# Task instructions
Search the entries for lines that contain the word "Replicator", and report each one found.

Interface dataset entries

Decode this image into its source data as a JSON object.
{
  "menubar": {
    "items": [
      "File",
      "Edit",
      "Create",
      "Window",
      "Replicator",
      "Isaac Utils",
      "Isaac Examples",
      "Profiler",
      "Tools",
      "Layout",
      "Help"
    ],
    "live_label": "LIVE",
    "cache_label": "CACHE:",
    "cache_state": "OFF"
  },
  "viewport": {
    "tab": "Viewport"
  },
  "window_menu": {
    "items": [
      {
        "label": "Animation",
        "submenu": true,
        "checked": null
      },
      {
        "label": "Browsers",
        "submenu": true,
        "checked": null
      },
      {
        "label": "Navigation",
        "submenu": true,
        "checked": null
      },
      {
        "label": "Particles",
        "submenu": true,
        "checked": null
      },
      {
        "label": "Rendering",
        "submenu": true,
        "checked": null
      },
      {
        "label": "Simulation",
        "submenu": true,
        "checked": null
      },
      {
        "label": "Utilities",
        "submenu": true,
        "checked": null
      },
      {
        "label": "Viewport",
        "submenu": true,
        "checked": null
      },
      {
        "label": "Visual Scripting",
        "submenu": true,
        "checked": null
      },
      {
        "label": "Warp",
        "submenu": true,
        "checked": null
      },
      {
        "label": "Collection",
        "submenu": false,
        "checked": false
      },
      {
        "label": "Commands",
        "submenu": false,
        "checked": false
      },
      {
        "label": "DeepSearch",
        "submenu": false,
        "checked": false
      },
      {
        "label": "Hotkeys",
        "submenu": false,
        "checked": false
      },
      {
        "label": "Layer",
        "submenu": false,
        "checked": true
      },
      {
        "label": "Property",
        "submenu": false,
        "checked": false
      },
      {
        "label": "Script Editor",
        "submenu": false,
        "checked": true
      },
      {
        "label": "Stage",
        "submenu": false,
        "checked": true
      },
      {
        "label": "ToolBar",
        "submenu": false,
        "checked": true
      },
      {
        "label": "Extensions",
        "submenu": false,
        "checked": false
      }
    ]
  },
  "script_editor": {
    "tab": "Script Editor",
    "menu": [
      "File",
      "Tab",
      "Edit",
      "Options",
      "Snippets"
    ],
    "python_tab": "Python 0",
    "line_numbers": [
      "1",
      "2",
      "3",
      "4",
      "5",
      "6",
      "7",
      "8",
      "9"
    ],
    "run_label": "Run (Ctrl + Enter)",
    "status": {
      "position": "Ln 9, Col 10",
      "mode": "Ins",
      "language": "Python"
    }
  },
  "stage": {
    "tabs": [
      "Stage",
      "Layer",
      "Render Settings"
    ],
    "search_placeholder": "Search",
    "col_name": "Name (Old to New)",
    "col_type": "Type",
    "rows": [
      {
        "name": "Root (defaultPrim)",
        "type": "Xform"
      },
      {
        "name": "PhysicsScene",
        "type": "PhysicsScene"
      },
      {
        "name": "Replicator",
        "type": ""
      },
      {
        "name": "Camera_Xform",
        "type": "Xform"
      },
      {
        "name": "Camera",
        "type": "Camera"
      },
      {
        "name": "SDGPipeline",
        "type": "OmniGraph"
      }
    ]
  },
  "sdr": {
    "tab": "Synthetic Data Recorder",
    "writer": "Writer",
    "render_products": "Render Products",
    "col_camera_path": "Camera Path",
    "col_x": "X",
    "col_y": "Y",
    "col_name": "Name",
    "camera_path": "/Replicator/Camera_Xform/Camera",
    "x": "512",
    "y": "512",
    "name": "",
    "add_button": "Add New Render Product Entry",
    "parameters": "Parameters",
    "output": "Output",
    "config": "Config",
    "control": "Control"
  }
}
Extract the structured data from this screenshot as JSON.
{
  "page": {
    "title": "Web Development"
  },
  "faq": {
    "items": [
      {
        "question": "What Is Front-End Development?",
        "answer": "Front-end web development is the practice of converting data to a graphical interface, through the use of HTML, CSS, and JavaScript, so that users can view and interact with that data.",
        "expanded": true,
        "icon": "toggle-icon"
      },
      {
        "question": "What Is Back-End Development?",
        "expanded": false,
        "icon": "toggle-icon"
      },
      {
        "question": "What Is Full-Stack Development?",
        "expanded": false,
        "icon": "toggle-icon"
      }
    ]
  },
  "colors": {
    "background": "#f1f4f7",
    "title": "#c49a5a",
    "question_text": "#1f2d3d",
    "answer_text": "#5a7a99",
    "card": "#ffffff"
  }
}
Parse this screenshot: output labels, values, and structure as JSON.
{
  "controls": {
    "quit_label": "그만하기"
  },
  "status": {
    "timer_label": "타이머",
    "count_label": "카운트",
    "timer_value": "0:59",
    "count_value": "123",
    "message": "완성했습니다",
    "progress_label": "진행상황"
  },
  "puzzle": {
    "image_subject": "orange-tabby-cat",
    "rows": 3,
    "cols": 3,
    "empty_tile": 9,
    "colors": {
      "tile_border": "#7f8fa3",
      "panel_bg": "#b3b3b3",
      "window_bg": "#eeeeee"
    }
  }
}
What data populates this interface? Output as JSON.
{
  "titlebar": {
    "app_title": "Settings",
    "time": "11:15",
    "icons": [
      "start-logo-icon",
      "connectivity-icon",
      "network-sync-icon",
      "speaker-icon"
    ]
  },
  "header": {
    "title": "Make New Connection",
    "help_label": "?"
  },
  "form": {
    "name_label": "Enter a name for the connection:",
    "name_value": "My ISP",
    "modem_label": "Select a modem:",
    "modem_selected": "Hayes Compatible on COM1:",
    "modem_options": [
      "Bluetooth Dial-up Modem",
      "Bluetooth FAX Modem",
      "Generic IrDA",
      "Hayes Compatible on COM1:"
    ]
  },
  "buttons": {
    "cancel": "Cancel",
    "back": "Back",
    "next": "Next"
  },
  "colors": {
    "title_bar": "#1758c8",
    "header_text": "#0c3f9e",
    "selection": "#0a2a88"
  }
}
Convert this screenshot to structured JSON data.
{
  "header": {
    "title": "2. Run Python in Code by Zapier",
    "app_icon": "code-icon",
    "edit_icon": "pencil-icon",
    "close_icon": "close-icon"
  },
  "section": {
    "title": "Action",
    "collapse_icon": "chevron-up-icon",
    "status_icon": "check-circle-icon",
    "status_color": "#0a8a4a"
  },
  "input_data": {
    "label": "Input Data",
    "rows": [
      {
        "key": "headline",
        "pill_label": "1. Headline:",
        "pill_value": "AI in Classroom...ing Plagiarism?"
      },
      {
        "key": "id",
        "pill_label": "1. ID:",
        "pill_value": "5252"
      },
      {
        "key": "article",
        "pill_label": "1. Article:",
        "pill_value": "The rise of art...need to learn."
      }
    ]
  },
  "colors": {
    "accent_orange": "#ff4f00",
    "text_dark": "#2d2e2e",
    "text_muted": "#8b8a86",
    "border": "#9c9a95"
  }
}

# Response to this exercise
      "Replicator",
        "name": "Replicator",
    "camera_path": "/Replicator/Camera_Xform/Camera",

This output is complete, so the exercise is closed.